• _WHAT THIS TASK INVOLVES_
How many lines in these records hold the string "icon"? Reply with the number alone.
DATASET ENTRIES: Begin
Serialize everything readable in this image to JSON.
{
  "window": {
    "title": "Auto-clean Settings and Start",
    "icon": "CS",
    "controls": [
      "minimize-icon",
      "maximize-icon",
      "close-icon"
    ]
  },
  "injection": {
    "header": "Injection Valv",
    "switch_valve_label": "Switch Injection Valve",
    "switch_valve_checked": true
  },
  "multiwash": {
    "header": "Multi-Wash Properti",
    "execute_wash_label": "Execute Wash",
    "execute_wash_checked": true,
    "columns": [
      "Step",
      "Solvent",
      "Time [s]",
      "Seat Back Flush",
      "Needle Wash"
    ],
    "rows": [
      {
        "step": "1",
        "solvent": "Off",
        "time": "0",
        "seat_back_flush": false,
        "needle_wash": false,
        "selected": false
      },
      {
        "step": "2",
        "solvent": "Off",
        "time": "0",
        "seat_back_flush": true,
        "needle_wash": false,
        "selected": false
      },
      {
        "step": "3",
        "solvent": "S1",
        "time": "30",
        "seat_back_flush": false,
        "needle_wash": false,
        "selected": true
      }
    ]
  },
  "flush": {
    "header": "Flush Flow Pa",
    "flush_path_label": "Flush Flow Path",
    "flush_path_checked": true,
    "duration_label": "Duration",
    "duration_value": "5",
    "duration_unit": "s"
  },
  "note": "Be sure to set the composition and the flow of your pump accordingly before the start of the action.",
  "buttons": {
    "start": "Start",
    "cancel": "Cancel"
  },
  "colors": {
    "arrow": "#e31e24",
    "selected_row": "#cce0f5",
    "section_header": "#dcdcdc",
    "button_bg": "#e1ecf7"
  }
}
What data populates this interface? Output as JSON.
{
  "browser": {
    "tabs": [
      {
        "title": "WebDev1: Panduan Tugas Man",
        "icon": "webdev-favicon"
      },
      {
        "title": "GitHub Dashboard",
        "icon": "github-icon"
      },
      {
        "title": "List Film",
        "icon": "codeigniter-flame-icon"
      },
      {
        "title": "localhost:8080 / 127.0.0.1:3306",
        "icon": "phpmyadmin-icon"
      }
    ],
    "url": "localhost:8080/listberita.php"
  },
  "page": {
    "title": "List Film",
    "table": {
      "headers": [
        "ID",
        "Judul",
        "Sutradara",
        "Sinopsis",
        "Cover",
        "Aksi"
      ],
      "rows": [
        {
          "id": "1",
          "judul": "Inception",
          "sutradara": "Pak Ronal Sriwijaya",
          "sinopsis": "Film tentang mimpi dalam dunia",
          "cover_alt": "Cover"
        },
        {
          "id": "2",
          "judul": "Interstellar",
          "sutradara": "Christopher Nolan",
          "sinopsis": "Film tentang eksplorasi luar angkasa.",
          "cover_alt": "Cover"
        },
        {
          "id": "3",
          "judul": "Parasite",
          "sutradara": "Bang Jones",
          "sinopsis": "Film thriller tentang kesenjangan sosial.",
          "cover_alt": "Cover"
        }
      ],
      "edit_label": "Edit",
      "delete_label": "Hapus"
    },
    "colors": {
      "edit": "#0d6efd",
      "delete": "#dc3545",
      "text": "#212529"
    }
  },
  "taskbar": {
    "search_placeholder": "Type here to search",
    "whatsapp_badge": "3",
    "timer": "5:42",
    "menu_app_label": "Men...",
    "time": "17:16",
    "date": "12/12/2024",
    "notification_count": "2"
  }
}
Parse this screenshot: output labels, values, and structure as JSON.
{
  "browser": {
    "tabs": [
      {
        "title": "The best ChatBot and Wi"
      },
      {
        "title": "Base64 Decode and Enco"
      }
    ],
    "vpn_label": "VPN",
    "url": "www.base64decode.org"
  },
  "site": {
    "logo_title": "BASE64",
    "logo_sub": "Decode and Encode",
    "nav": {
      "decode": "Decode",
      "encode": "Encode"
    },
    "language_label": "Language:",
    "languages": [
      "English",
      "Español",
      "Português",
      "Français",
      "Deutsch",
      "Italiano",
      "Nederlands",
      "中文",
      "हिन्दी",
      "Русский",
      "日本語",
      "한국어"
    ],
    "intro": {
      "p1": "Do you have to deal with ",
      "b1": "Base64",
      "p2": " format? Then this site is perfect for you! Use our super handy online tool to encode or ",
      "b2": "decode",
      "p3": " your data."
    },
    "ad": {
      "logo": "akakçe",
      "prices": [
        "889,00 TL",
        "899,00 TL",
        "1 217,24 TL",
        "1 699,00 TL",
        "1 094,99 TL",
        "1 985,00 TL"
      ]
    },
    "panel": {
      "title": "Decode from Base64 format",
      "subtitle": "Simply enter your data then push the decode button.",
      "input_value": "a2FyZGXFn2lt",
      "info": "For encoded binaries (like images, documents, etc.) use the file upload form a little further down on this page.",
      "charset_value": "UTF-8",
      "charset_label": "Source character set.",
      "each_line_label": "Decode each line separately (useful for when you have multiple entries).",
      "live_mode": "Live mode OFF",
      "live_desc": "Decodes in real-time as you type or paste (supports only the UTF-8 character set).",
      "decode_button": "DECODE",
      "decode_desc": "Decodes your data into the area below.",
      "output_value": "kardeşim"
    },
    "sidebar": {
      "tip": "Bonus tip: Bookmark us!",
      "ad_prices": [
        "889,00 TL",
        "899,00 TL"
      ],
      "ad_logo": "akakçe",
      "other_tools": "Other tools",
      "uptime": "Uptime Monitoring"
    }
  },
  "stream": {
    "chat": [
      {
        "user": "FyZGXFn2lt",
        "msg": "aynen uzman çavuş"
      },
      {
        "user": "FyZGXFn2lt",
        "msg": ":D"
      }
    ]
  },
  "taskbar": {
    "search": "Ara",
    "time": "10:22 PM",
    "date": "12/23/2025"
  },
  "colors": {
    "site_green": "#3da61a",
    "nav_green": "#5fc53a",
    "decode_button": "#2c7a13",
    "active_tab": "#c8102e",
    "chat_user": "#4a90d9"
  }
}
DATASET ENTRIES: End
• _RESPONSE BOX_
8